Net demand for industrial space registered at 27.5 million square feet in the third quarter, up from the 20.1 million square feet in the previous quarter. The third quarter figure was one of the strongest, according to Cassidy Turely, with businesses leasing up to 166 million square feet of additional industrial space over the last 21 months, the equivalent of filling up more than 900 individual structures.
‘The industrial sector has now leased up more space than it shed during the recession,’ says Cassidy Turley in its latest report on the sector. ‘U.S. industrial vacancy rates fell by 10 basis points (bps) from the previous quarter to nine percent. Vacancy is currently down 100 bps from its recessionary peak.’
However, industrial sector rents remain at ‘stubbornly low levels,’ with the average asking rent at $5.02 per square foot in the third quarter, down two cents from the previous quarter.
In the office sector, Cassidy Turley reports that net absorption slowed to 6.5 million square feet in the third quarter, down more than 50% from the previous quarter.
‘Unlike during the first half of the year when the majority of markets reported steady gains in occupancy, the third quarter revealed a general softening in demand,’ says Cassidy Turley in its new report on the sector. ‘Of the 80 metros tracked, 43 markets reported either negligible gains or negative absorption. The national U.S. vacancy rate, which has been trending downward for several quarters, declined 10 bps from the previous quarter to 15.6 percent.’
Cassidy Turley adds that U.S. office rents were ‘flat at $21.69 per square foot.’ However, some bright spots were located in the Atlanta, Houston, New York and San Jose markets, which all registered over 1 million square feet of net absorption during the quarter.
Cassidy Turley notes that the office sector's health is being determined by circumstances beyond its immediate control, particularly the global economy, the November elections and the threat of the U.S. economy going over the fiscal cliff if Washington's political rivals are unable to resolve the long-simmering budget problems.
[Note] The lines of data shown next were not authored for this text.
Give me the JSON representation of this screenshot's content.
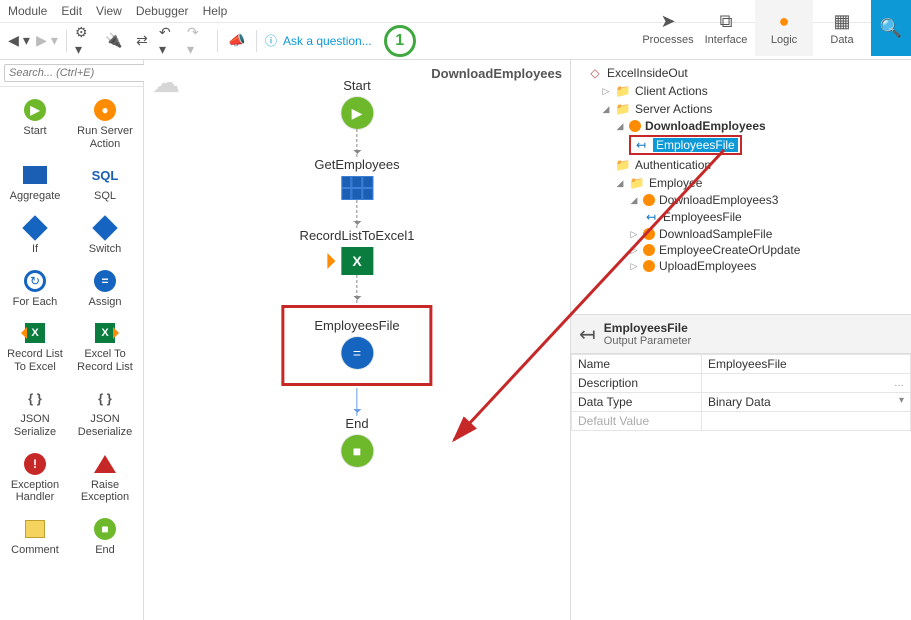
{
  "menu": {
    "items": [
      "Module",
      "Edit",
      "View",
      "Debugger",
      "Help"
    ]
  },
  "toolbar": {
    "ask": "Ask a question...",
    "badge": "1"
  },
  "toptabs": {
    "processes": "Processes",
    "interface": "Interface",
    "logic": "Logic",
    "data": "Data"
  },
  "toolbox": {
    "search_placeholder": "Search... (Ctrl+E)",
    "items": [
      {
        "label": "Start",
        "icon": "▶",
        "shape": "circle",
        "bg": "#6eb82c"
      },
      {
        "label": "Run Server Action",
        "icon": "●",
        "shape": "circle",
        "bg": "#ff8c00"
      },
      {
        "label": "Aggregate",
        "icon": "▦",
        "shape": "rect",
        "bg": "#1a5fb4"
      },
      {
        "label": "SQL",
        "icon": "SQL",
        "shape": "text",
        "bg": "#1a5fb4"
      },
      {
        "label": "If",
        "icon": "◆",
        "shape": "diamond",
        "bg": "#1565c0"
      },
      {
        "label": "Switch",
        "icon": "◆",
        "shape": "diamond",
        "bg": "#1565c0"
      },
      {
        "label": "For Each",
        "icon": "↻",
        "shape": "circle-o",
        "bg": "#1565c0"
      },
      {
        "label": "Assign",
        "icon": "=",
        "shape": "circle",
        "bg": "#1565c0"
      },
      {
        "label": "Record List To Excel",
        "icon": "X",
        "shape": "excel-out",
        "bg": "#0a7d3e"
      },
      {
        "label": "Excel To Record List",
        "icon": "X",
        "shape": "excel-in",
        "bg": "#0a7d3e"
      },
      {
        "label": "JSON Serialize",
        "icon": "{ }",
        "shape": "text",
        "bg": "#555"
      },
      {
        "label": "JSON Deserialize",
        "icon": "{ }",
        "shape": "text",
        "bg": "#555"
      },
      {
        "label": "Exception Handler",
        "icon": "!",
        "shape": "circle",
        "bg": "#c62828"
      },
      {
        "label": "Raise Exception",
        "icon": "▲",
        "shape": "triangle",
        "bg": "#c62828"
      },
      {
        "label": "Comment",
        "icon": "▭",
        "shape": "note",
        "bg": "#f4d35e"
      },
      {
        "label": "End",
        "icon": "■",
        "shape": "circle",
        "bg": "#6eb82c"
      }
    ]
  },
  "canvas": {
    "title": "DownloadEmployees",
    "nodes": {
      "start": "Start",
      "get": "GetEmployees",
      "excel": "RecordListToExcel1",
      "assign": "EmployeesFile",
      "end": "End"
    }
  },
  "tree": {
    "root": "ExcelInsideOut",
    "client": "Client Actions",
    "server": "Server Actions",
    "download": "DownloadEmployees",
    "empfile": "EmployeesFile",
    "auth": "Authentication",
    "employee": "Employee",
    "de3": "DownloadEmployees3",
    "de3_out": "EmployeesFile",
    "dsf": "DownloadSampleFile",
    "ecu": "EmployeeCreateOrUpdate",
    "ue": "UploadEmployees"
  },
  "props": {
    "title": "EmployeesFile",
    "subtitle": "Output Parameter",
    "rows": {
      "name_k": "Name",
      "name_v": "EmployeesFile",
      "desc_k": "Description",
      "desc_v": "",
      "dt_k": "Data Type",
      "dt_v": "Binary Data",
      "def_k": "Default Value",
      "def_v": ""
    }
  }
}
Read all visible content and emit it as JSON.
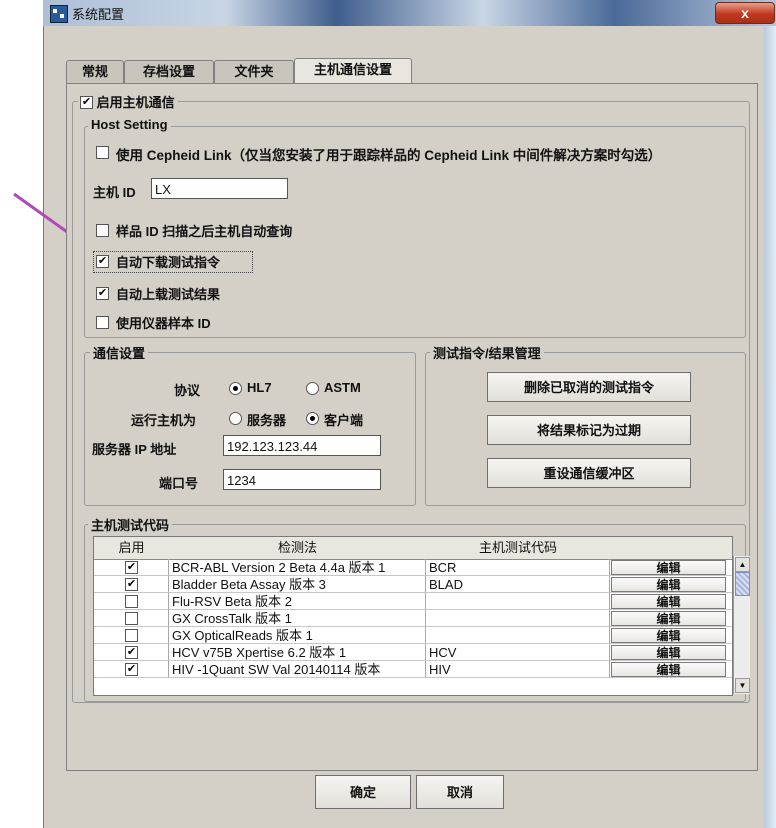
{
  "window": {
    "title": "系统配置",
    "close_glyph": "x"
  },
  "tabs": [
    "常规",
    "存档设置",
    "文件夹",
    "主机通信设置"
  ],
  "enable_host": {
    "label": "启用主机通信",
    "checked": true
  },
  "host_setting": {
    "title": "Host Setting",
    "use_cepheid_label": "使用 Cepheid Link（仅当您安装了用于跟踪样品的 Cepheid Link 中间件解决方案时勾选）",
    "host_id_label": "主机 ID",
    "host_id_value": "LX",
    "options": [
      {
        "label": "样品 ID 扫描之后主机自动查询",
        "checked": false
      },
      {
        "label": "自动下载测试指令",
        "checked": true
      },
      {
        "label": "自动上载测试结果",
        "checked": true
      },
      {
        "label": "使用仪器样本 ID",
        "checked": false
      }
    ]
  },
  "comm": {
    "title": "通信设置",
    "protocol_label": "协议",
    "protocol_options": [
      "HL7",
      "ASTM"
    ],
    "run_as_label": "运行主机为",
    "run_as_options": [
      "服务器",
      "客户端"
    ],
    "ip_label": "服务器 IP 地址",
    "ip_value": "192.123.123.44",
    "port_label": "端口号",
    "port_value": "1234"
  },
  "mgmt": {
    "title": "测试指令/结果管理",
    "buttons": [
      "删除已取消的测试指令",
      "将结果标记为过期",
      "重设通信缓冲区"
    ]
  },
  "codes": {
    "title": "主机测试代码",
    "headers": [
      "启用",
      "检测法",
      "主机测试代码",
      ""
    ],
    "edit_label": "编辑",
    "rows": [
      {
        "enabled": "✔",
        "assay": "BCR-ABL Version 2 Beta 4.4a 版本 1",
        "code": "BCR"
      },
      {
        "enabled": "✔",
        "assay": "Bladder Beta Assay 版本 3",
        "code": "BLAD"
      },
      {
        "enabled": "",
        "assay": "Flu-RSV Beta 版本 2",
        "code": ""
      },
      {
        "enabled": "",
        "assay": "GX CrossTalk 版本 1",
        "code": ""
      },
      {
        "enabled": "",
        "assay": "GX OpticalReads 版本 1",
        "code": ""
      },
      {
        "enabled": "✔",
        "assay": "HCV v75B Xpertise 6.2 版本 1",
        "code": "HCV"
      },
      {
        "enabled": "✔",
        "assay": "HIV -1Quant SW Val 20140114 版本",
        "code": "HIV"
      }
    ]
  },
  "footer": {
    "ok": "确定",
    "cancel": "取消"
  },
  "colors": {
    "arrow": "#b04ab6",
    "window_bg": "#d4d0c8"
  }
}
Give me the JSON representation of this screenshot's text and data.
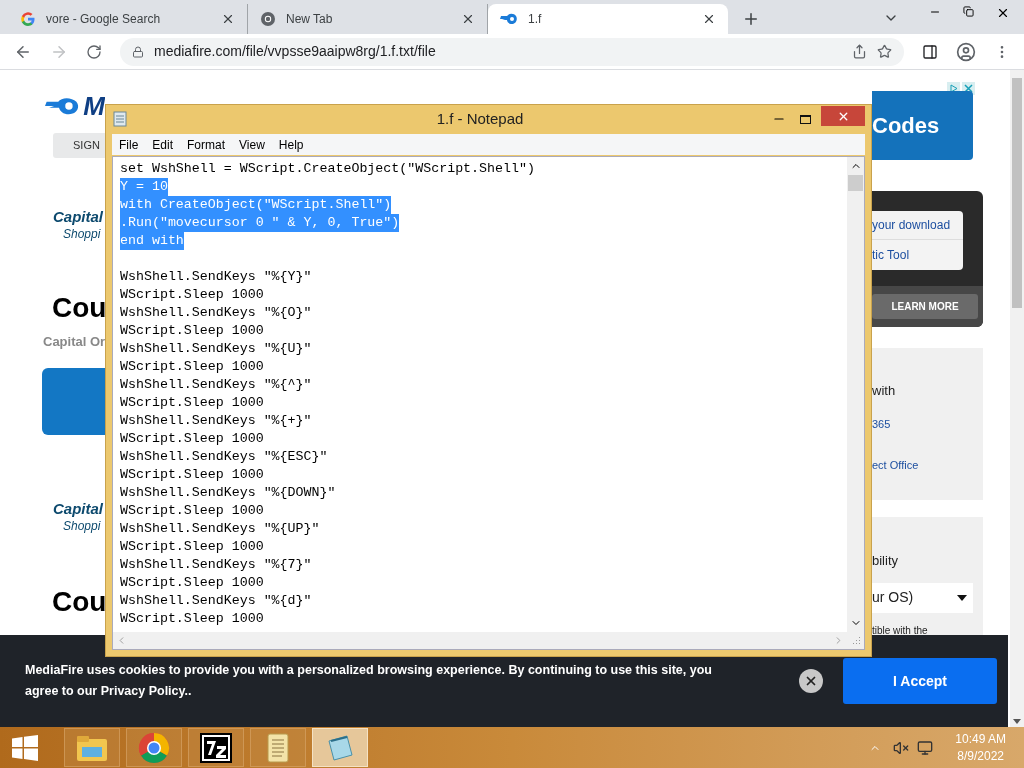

‘With so much riding on critical policy decisions regarding sequestration, taxes, the deficit, healthcare reform and financial regulatory reform, businesses are shifting collectively into wait-and-see mode,’ the report adds. ‘What is particularly unusual about this election are the wildly different scenarios that may occur based on who is elected and the immediacy of the key issues.’